- Task brief -
Which lines of the data below hold "count"? Copy each of them.

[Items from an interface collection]
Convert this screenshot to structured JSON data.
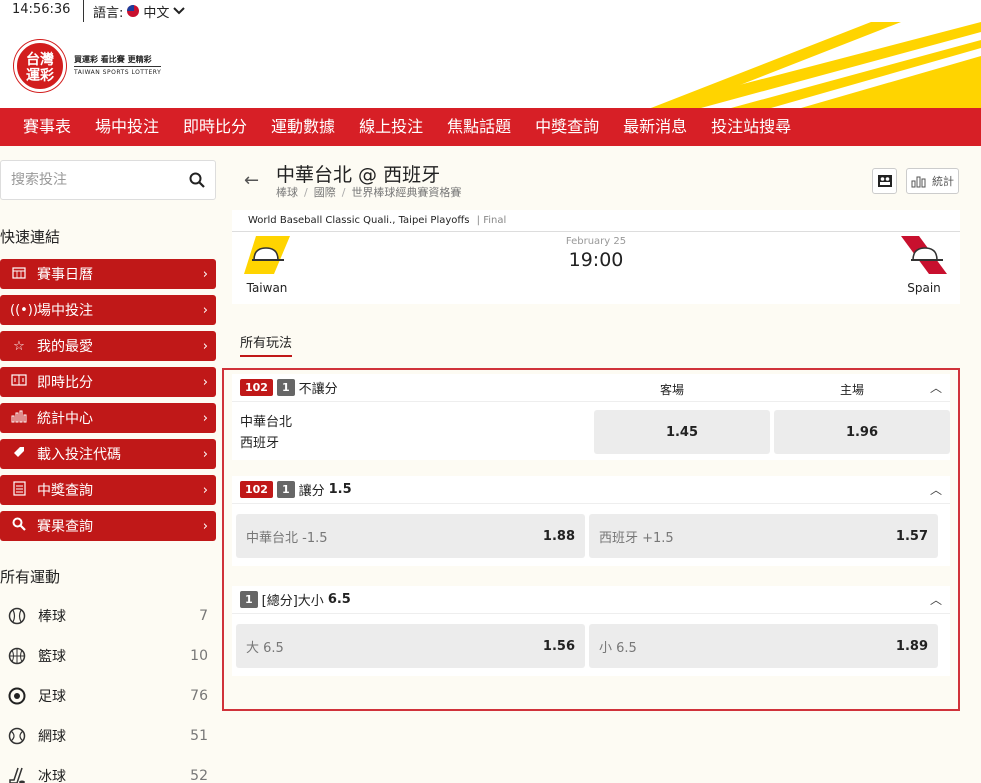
{
  "topbar": {
    "time": "14:56:36",
    "language_label": "語言:",
    "language_value": "中文"
  },
  "logo": {
    "line1": "台灣",
    "line2": "運彩",
    "tagline": "買運彩 看比賽 更精彩",
    "english": "TAIWAN SPORTS LOTTERY"
  },
  "nav": {
    "items": [
      "賽事表",
      "場中投注",
      "即時比分",
      "運動數據",
      "線上投注",
      "焦點話題",
      "中獎查詢",
      "最新消息",
      "投注站搜尋"
    ]
  },
  "sidebar": {
    "search_placeholder": "搜索投注",
    "quick_title": "快速連結",
    "quick_links": [
      {
        "label": "賽事日曆",
        "icon": "calendar-icon"
      },
      {
        "label": "場中投注",
        "icon": "live-icon"
      },
      {
        "label": "我的最愛",
        "icon": "star-icon"
      },
      {
        "label": "即時比分",
        "icon": "scoreboard-icon"
      },
      {
        "label": "統計中心",
        "icon": "stats-icon"
      },
      {
        "label": "載入投注代碼",
        "icon": "tag-icon"
      },
      {
        "label": "中獎查詢",
        "icon": "clipboard-icon"
      },
      {
        "label": "賽果查詢",
        "icon": "search-icon"
      }
    ],
    "sports_title": "所有運動",
    "sports": [
      {
        "label": "棒球",
        "count": "7",
        "icon": "baseball-icon"
      },
      {
        "label": "籃球",
        "count": "10",
        "icon": "basketball-icon"
      },
      {
        "label": "足球",
        "count": "76",
        "icon": "soccer-icon"
      },
      {
        "label": "網球",
        "count": "51",
        "icon": "tennis-icon"
      },
      {
        "label": "冰球",
        "count": "52",
        "icon": "hockey-icon"
      }
    ]
  },
  "match": {
    "title": "中華台北 @ 西班牙",
    "breadcrumb": [
      "棒球",
      "國際",
      "世界棒球經典賽資格賽"
    ],
    "stats_label": "統計",
    "tournament": "World Baseball Classic Quali., Taipei Playoffs",
    "status": "Final",
    "date": "February 25",
    "time": "19:00",
    "away_team": "Taiwan",
    "home_team": "Spain",
    "tab_label": "所有玩法"
  },
  "markets": [
    {
      "code": "102",
      "level": "1",
      "title": "不讓分",
      "line": "",
      "col_away": "客場",
      "col_home": "主場",
      "teams": [
        "中華台北",
        "西班牙"
      ],
      "odds": [
        {
          "label": "",
          "value": "1.45"
        },
        {
          "label": "",
          "value": "1.96"
        }
      ]
    },
    {
      "code": "102",
      "level": "1",
      "title": "讓分",
      "line": "1.5",
      "odds": [
        {
          "label": "中華台北 -1.5",
          "value": "1.88"
        },
        {
          "label": "西班牙 +1.5",
          "value": "1.57"
        }
      ]
    },
    {
      "code": "",
      "level": "1",
      "title": "[總分]大小",
      "line": "6.5",
      "odds": [
        {
          "label": "大 6.5",
          "value": "1.56"
        },
        {
          "label": "小 6.5",
          "value": "1.89"
        }
      ]
    }
  ],
  "colors": {
    "brand_red": "#d71f26",
    "button_red": "#c01818",
    "accent_yellow": "#ffd400"
  }
}
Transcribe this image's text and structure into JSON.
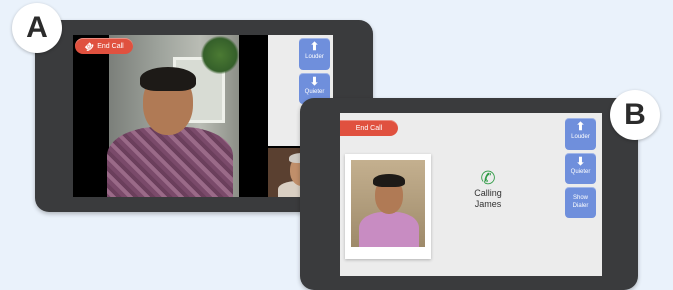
{
  "device_a": {
    "badge": "A",
    "end_call_label": "End Call",
    "louder_label": "Louder",
    "quieter_label": "Quieter"
  },
  "device_b": {
    "badge": "B",
    "end_call_label": "End Call",
    "louder_label": "Louder",
    "quieter_label": "Quieter",
    "show_dialer_label": "Show Dialer",
    "calling_line1": "Calling",
    "calling_line2": "James"
  },
  "icons": {
    "phone": "phone-icon",
    "louder": "arrow-up-icon",
    "quieter": "arrow-down-icon",
    "calling": "phone-ringing-icon"
  },
  "colors": {
    "end_call": "#e0513f",
    "side_button": "#6f8fdc",
    "device_frame": "#3a3b3d",
    "calling_icon": "#2f9b45",
    "background": "#eaf2fb"
  }
}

- Solution for this exercise -
        "count": "7",
        "count": "10",
        "count": "76",
        "count": "51",
        "count": "52",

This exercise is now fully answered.